New public opinion polls in Hong Kong indicate declining support for pro-democracy demonstrations after weeks of street protests. VOA’s Bill Ide in Guangzhou and Pros Laput in Hong Kong spoke with protesters and observers about whether demonstrators have been too aggressive in pushing for change.
Video

Video US Immigration Relief Imminent for Mixed-Status Families

Tens of thousands of undocumented immigrants in the Washington, D.C., area may benefit from a controversial presidential order announced this week. It's not a path to citizenship, as some activists hoped. But it will allow more immigrants who arrived as children or who have citizen children, to avoid deportation and work legally. VOA's Victoria Macchi talks with one young man who benefited from an earlier presidential order, and whose parents may now benefit after years of living in fear.
Video

Video New Skateboard Defies Gravity

A futuristic dream only a couple of decades ago, the hoverboard – a skateboard that floats above the ground - has finally been made possible. While still not ready for mass production, it promises to become a cool mode of transport... at least over some surfaces. VOA’s George Putic reports.
Video

Video Falling Gas Prices Impact US Oil Extraction

With the price of oil now less than $80 a barrel, motorists throughout the United States are benefiting from gas prices below $3 a gallon. But as VOA’s Kane Farabaugh reports, the decreasing price of petroleum has a downside for the hydraulic fracturing industry in the United States.
Video

Video Tensions Build on Korean Peninsula Amid Military Drills

It has been another tense week on the Korean peninsula as Pyongyang threatened to again test nuclear weapons while the U.S. and South Korean forces held joint military exercises in a show of force. VOA’s Brian Padden reports from the Kunsan Air Base in South Korea.
Video

Video Mama Sarah Obama Honored at UN Women’s Entrepreneurship Day

President Barack Obama's step-grandmother is in the United States to raise money to build a $12 million school and hospital center in Kogelo, Kenya, the birthplace of the president's father, Barack Obama, Sr. She was honored for her decades of work to aid poor Kenyans at a Women's Entrepreneurship Day at the United Nations.
Video

Video Ebola Economic Toll Stirs W. Africa Food Security Concerns

The World Bank said Wednesday that it expects the economic impact of the Ebola outbreak on the sub-Saharan economy to cost somewhere betweenf $3 billion to $4 billion - well below a previously-outlined worst-case scenario of $32 billion. Some economists, however, paint a gloomier picture - warning that the disruption to regional markets and trading is considerable. Henry Ridgwell reports from London.
Video

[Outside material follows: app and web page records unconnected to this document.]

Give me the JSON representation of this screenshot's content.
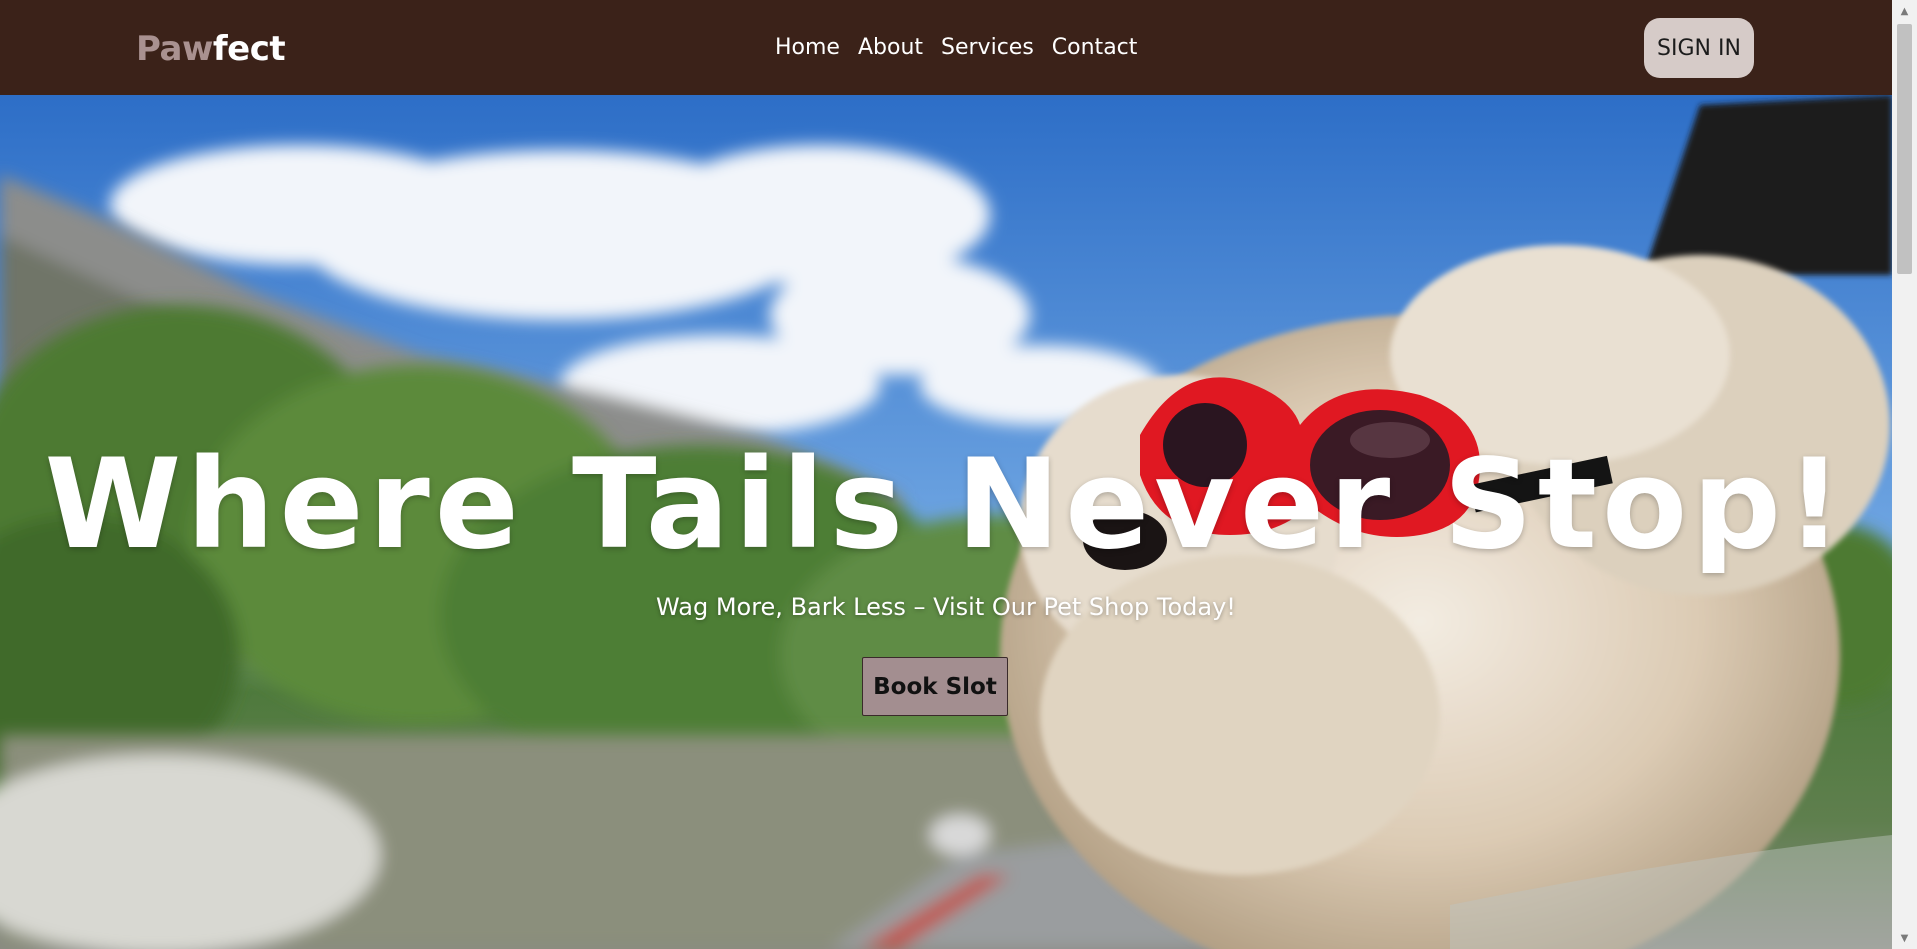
{
  "navbar": {
    "logo_part1": "Paw",
    "logo_part2": "fect",
    "links": [
      "Home",
      "About",
      "Services",
      "Contact"
    ],
    "signin_label": "SIGN IN"
  },
  "hero": {
    "title": "Where Tails Never Stop!",
    "subtitle": "Wag More, Bark Less – Visit Our Pet Shop Today!",
    "cta_label": "Book Slot",
    "image_icon": "dog-with-red-goggles-photo"
  },
  "colors": {
    "nav_background": "#3b2219",
    "logo_accent": "#a99190",
    "signin_background": "#d6cbc8",
    "cta_background": "#a38e90"
  },
  "scrollbar": {
    "up_icon": "chevron-up-icon",
    "down_icon": "chevron-down-icon"
  }
}
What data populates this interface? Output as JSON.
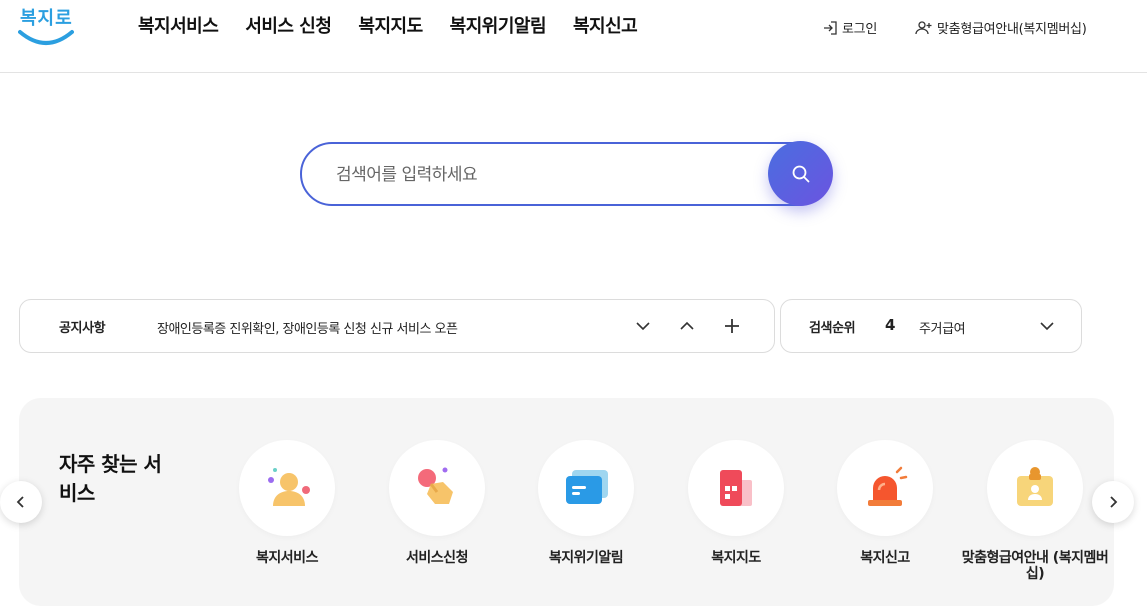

Video Chaos, Abuse Defy Solution in Libya

The political and security crisis in Libya is deepening, with competing governments and, according to Amnesty International, widespread human rights violations committed with impunity. VOA’s Al Pessin reports from London.
Video

Video US Hosts Record 866,000 Foreign Students

Close to 900,000 international students are studying at American universities and colleges, more than ever before. About half of them come from Asia, mostly China. The United States hosts more foreign students than any other country in the world, and its foreign student population is steadily growing. Zlatica Hoke reports.

All About America

AppleAndroid